[Dataset entries]

=== Begin Enclosure ===

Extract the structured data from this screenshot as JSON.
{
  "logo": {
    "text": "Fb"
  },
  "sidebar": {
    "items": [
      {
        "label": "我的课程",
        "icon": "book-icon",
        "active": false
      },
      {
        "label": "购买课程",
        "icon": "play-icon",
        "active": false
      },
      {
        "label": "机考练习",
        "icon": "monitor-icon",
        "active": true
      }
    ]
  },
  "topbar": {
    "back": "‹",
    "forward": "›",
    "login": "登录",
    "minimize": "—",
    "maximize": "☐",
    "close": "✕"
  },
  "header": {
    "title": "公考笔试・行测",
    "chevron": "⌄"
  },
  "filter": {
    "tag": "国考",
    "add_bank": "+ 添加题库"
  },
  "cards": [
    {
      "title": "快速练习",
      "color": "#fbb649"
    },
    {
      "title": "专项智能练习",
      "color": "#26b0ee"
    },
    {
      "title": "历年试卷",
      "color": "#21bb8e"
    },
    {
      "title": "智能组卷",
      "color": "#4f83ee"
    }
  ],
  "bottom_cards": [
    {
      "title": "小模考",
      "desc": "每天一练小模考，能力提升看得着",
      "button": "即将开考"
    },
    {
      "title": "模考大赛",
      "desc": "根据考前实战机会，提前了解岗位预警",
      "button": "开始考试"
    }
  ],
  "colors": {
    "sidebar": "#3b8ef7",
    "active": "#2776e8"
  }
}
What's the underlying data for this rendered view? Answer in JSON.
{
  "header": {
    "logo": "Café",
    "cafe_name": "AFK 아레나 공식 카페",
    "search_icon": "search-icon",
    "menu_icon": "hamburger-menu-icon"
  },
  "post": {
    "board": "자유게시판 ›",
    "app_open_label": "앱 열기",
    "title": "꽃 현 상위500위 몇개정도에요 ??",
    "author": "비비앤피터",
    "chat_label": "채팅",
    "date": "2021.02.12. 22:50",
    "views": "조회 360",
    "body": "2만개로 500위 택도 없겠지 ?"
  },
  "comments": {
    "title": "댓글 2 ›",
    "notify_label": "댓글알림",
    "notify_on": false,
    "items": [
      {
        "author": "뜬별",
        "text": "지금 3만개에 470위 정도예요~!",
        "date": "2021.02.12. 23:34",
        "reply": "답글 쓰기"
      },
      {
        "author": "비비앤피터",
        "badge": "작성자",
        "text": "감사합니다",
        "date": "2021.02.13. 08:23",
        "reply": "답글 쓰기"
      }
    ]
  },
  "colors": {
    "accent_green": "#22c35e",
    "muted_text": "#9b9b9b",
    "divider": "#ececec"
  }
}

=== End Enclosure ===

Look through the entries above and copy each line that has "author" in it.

- The completed task -
    "author": "비비앤피터",
        "author": "뜬별",
        "author": "비비앤피터",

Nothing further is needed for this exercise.